A growing amount of data implies that excess weight facilitates the development of several health issues like joint diseases, high blood pressure and cardiac problems, and adds to your chances of having cancer and post operative morbidity. Furthermore, being overweight or obese is suggested to foster gastro-esophageal reflux disease (GERD).
In contrast to those who have a normal weight, those who are overweight who have a BMI of 25 to 30 kg/m2 have 50% more chances of having GERD, and those who are obese with a BMI of 30 kg/m2 and above are two times more probable to have GERD.
Furthermore, the chances of getting GERD seemed to rise in a dose-response relationship with the ballooning of weight. An increase of 3.5 body mass index units leads to a 2.7 times increased risk of GERD. On the other hand, a loss of 3.5 body mass index units is linked to a reduction of risk by about forty percent.
The mechanisms underlying the link between being overweight and gastro-esophageal reflux disease have not been established. However, it was noted that being overweight has been associated with increased intra-abdominal pressure, impaired gastric emptying, decreased lower esophageal sphincter pressure, and increased frequency of transient sphincter relaxation, all of which can lead to increased esophageal acid exposure.
Obesity and being overweight increases your chances of having acidic disorders of the esophagus. It was recommended that upcoming researches must look at the means by which obesity and being overweight bring about these complications, and also the possible outcomes of losing weight. In the meantime, however, it is prudent to counsel all overweight patients who present with GERD-related diseases that weight loss may help improve symptoms.

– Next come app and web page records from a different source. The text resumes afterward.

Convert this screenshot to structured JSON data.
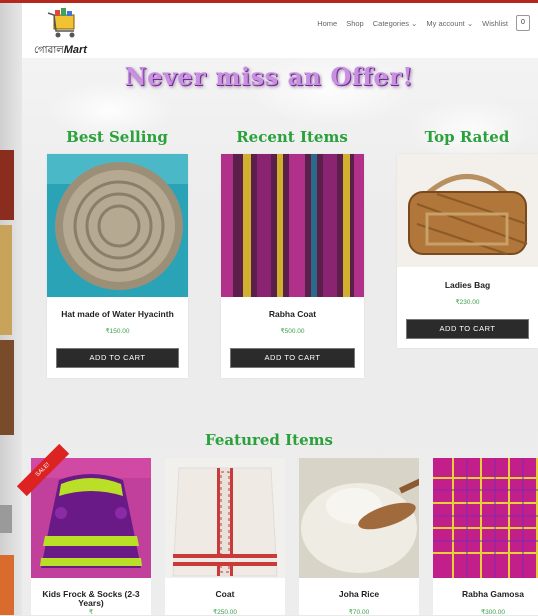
{
  "header": {
    "logo_text_prefix": "গোৱাল",
    "logo_text_suffix": "Mart",
    "nav": [
      "Home",
      "Shop",
      "Categories",
      "My account",
      "Wishlist"
    ],
    "dropdown_glyph": "⌄",
    "cart_count": "0"
  },
  "hero": {
    "title": "Never miss an Offer!"
  },
  "sections": {
    "best_selling": {
      "title": "Best Selling",
      "product": {
        "name": "Hat made of Water Hyacinth",
        "price": "₹150.00",
        "button": "ADD TO CART"
      }
    },
    "recent_items": {
      "title": "Recent Items",
      "product": {
        "name": "Rabha Coat",
        "price": "₹500.00",
        "button": "ADD TO CART"
      }
    },
    "top_rated": {
      "title": "Top Rated",
      "product": {
        "name": "Ladies Bag",
        "price": "₹230.00",
        "button": "ADD TO CART"
      }
    }
  },
  "featured": {
    "title": "Featured Items",
    "items": [
      {
        "name": "Kids Frock & Socks (2-3 Years)",
        "price": "₹",
        "badge": "SALE!"
      },
      {
        "name": "Coat",
        "price": "₹250.00"
      },
      {
        "name": "Joha Rice",
        "price": "₹70.00"
      },
      {
        "name": "Rabha Gamosa",
        "price": "₹300.00"
      }
    ]
  }
}
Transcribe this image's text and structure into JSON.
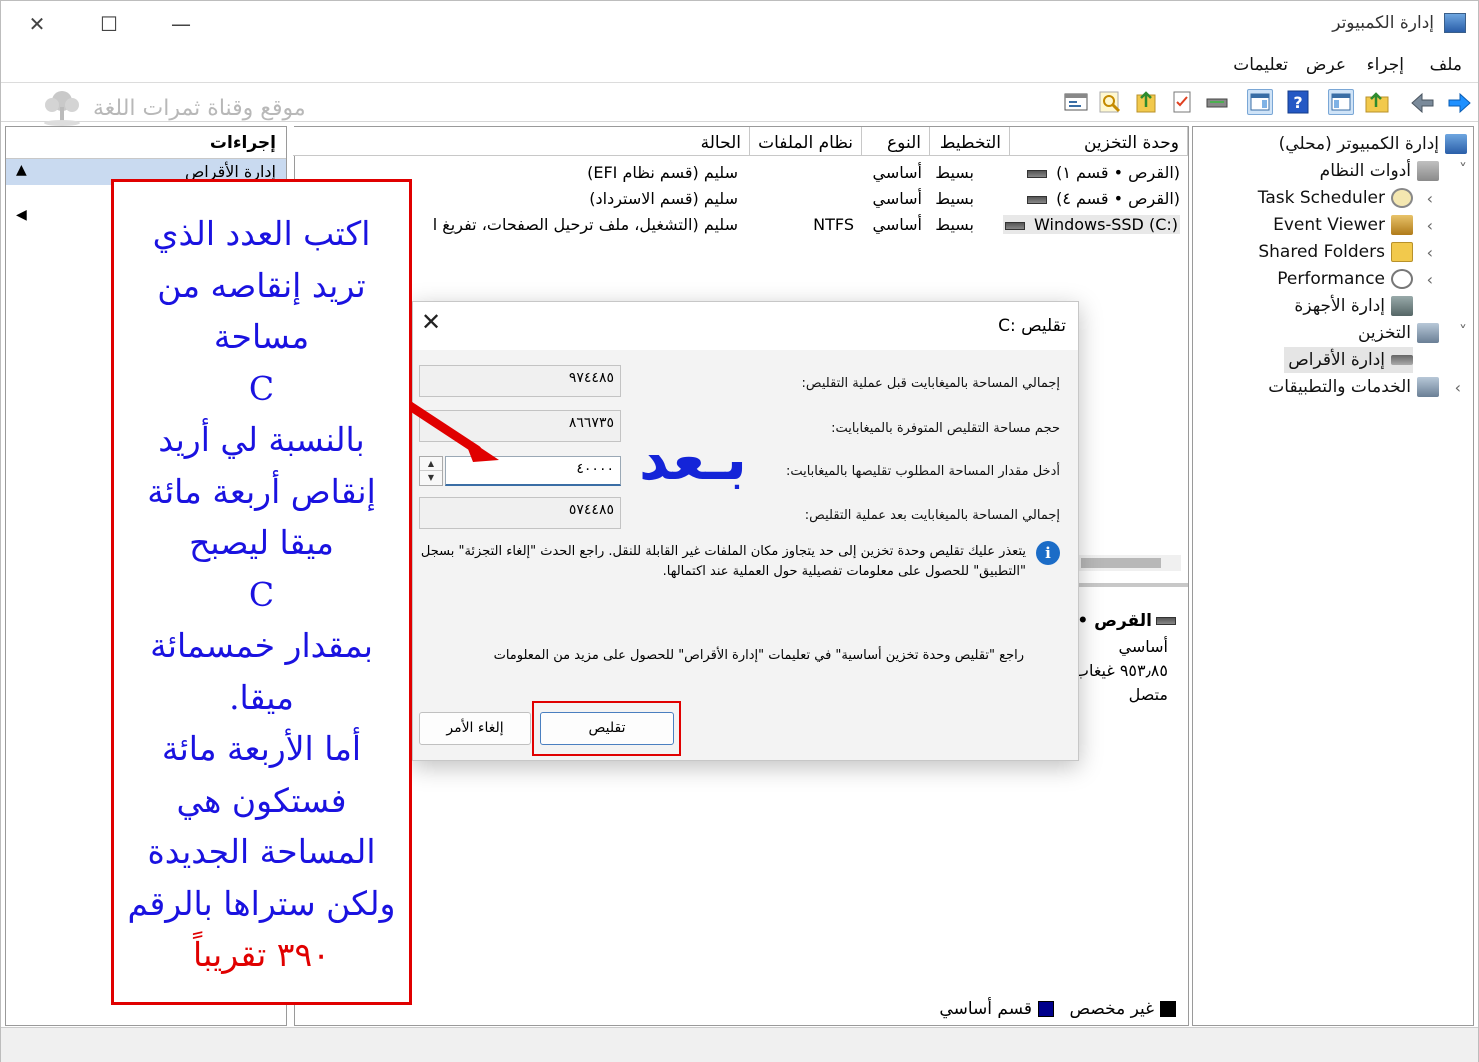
{
  "window": {
    "title": "إدارة الكمبيوتر",
    "controls": {
      "minimize": "—",
      "maximize": "☐",
      "close": "✕"
    }
  },
  "menu": [
    "ملف",
    "إجراء",
    "عرض",
    "تعليمات"
  ],
  "watermark": "موقع وقناة ثمرات اللغة",
  "tree": {
    "root": "إدارة الكمبيوتر (محلي)",
    "items": [
      {
        "label": "أدوات النظام",
        "icon": "tools-icon"
      },
      {
        "label": "Task Scheduler",
        "icon": "clock-icon"
      },
      {
        "label": "Event Viewer",
        "icon": "event-viewer-icon"
      },
      {
        "label": "Shared Folders",
        "icon": "shared-folder-icon"
      },
      {
        "label": "Performance",
        "icon": "performance-icon"
      },
      {
        "label": "إدارة الأجهزة",
        "icon": "device-manager-icon"
      },
      {
        "label": "التخزين",
        "icon": "storage-icon"
      },
      {
        "label": "إدارة الأقراص",
        "icon": "disk-management-icon"
      },
      {
        "label": "الخدمات والتطبيقات",
        "icon": "services-icon"
      }
    ]
  },
  "volumes": {
    "columns": [
      "وحدة التخزين",
      "التخطيط",
      "النوع",
      "نظام الملفات",
      "الحالة"
    ],
    "rows": [
      {
        "volume": "(القرص • قسم ١)",
        "layout": "بسيط",
        "type": "أساسي",
        "fs": "",
        "status": "سليم (قسم نظام EFI)"
      },
      {
        "volume": "(القرص • قسم ٤)",
        "layout": "بسيط",
        "type": "أساسي",
        "fs": "",
        "status": "سليم (قسم الاسترداد)"
      },
      {
        "volume": "Windows-SSD (C:)",
        "layout": "بسيط",
        "type": "أساسي",
        "fs": "NTFS",
        "status": "سليم (التشغيل، ملف ترحيل الصفحات، تفريغ ا"
      }
    ]
  },
  "disk_info": {
    "name": "القرص •",
    "type": "أساسي",
    "size": "٩٥٣٫٨٥ غيغاب",
    "status": "متصل"
  },
  "legend": {
    "unallocated": "غير مخصص",
    "primary": "قسم أساسي"
  },
  "actions": {
    "header": "إجراءات",
    "item": "إدارة الأقراص"
  },
  "dialog": {
    "title": "تقليص :C",
    "close": "✕",
    "rows": [
      {
        "label": "إجمالي المساحة بالميغابايت قبل عملية التقليص:",
        "value": "٩٧٤٤٨٥"
      },
      {
        "label": "حجم مساحة التقليص المتوفرة بالميغابايت:",
        "value": "٨٦٦٧٣٥"
      },
      {
        "label": "أدخل مقدار المساحة المطلوب تقليصها بالميغابايت:",
        "value": "٤٠٠٠٠"
      },
      {
        "label": "إجمالي المساحة بالميغابايت بعد عملية التقليص:",
        "value": "٥٧٤٤٨٥"
      }
    ],
    "info": "يتعذر عليك تقليص وحدة تخزين إلى حد يتجاوز مكان الملفات غير القابلة للنقل. راجع الحدث \"إلغاء التجزئة\" بسجل \"التطبيق\" للحصول على معلومات تفصيلية حول العملية عند اكتمالها.",
    "help": "راجع \"تقليص وحدة تخزين أساسية\" في تعليمات \"إدارة الأقراص\" للحصول على مزيد من المعلومات",
    "shrink_button": "تقليص",
    "cancel_button": "إلغاء الأمر"
  },
  "overlay": {
    "after_label": "بـعد",
    "annotation_lines": [
      "اكتب العدد الذي",
      "تريد إنقاصه من",
      "مساحة",
      "C",
      "بالنسبة لي أريد",
      "إنقاص أربعة مائة",
      "ميقا ليصبح",
      "C",
      "بمقدار خمسمائة",
      "ميقا.",
      "أما الأربعة مائة",
      "فستكون هي",
      "المساحة الجديدة",
      "ولكن ستراها بالرقم"
    ],
    "annotation_last": "٣٩٠ تقريباً"
  },
  "colors": {
    "annotation_blue": "#1a12e0",
    "annotation_red": "#e00000",
    "highlight_box": "#e00000",
    "primary_partition": "#00008b",
    "unallocated": "#000000"
  }
}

It was observed in a research as well that there is an obvious connection between BMI and GERD in both sexes. As oppose to men with a BMI lower than 25, the risk factor for GERD is 3.3 times higher to men who have a BMI higher than 35. Severely obese women are 6.3 times more likely to develop GERD than women with normal weight.
The risk is worst in women with a body mass index over 35 who had taken estrogen-only hormone replacements. They are 33 times more likely to have gastro-esophageal reflux disease compared to that of normal-weight, non-hormone users.
This study shows a clear link between GERD and with both being overweight, and estrogen use in women. It is believed that overweight females generate more substances similar to estrogen in their fatty tissue, which may actually be the reason why losing weight decreases the likelihood of having GERD. Thus, this gives us one more motive to beat the bulge insistently.
Excess “baggage” puts more force on your tummy, which could inhibit the lower esophageal sphincter from opening and closing as it should.
If you are overweight, losing just as little as ten to fifteen pounds could improve your GERD symptoms. Healthcare providers suggest as well that those who suffer from GERD should avoid wearing tight-fitting clothes to decrease the strain on their tummy.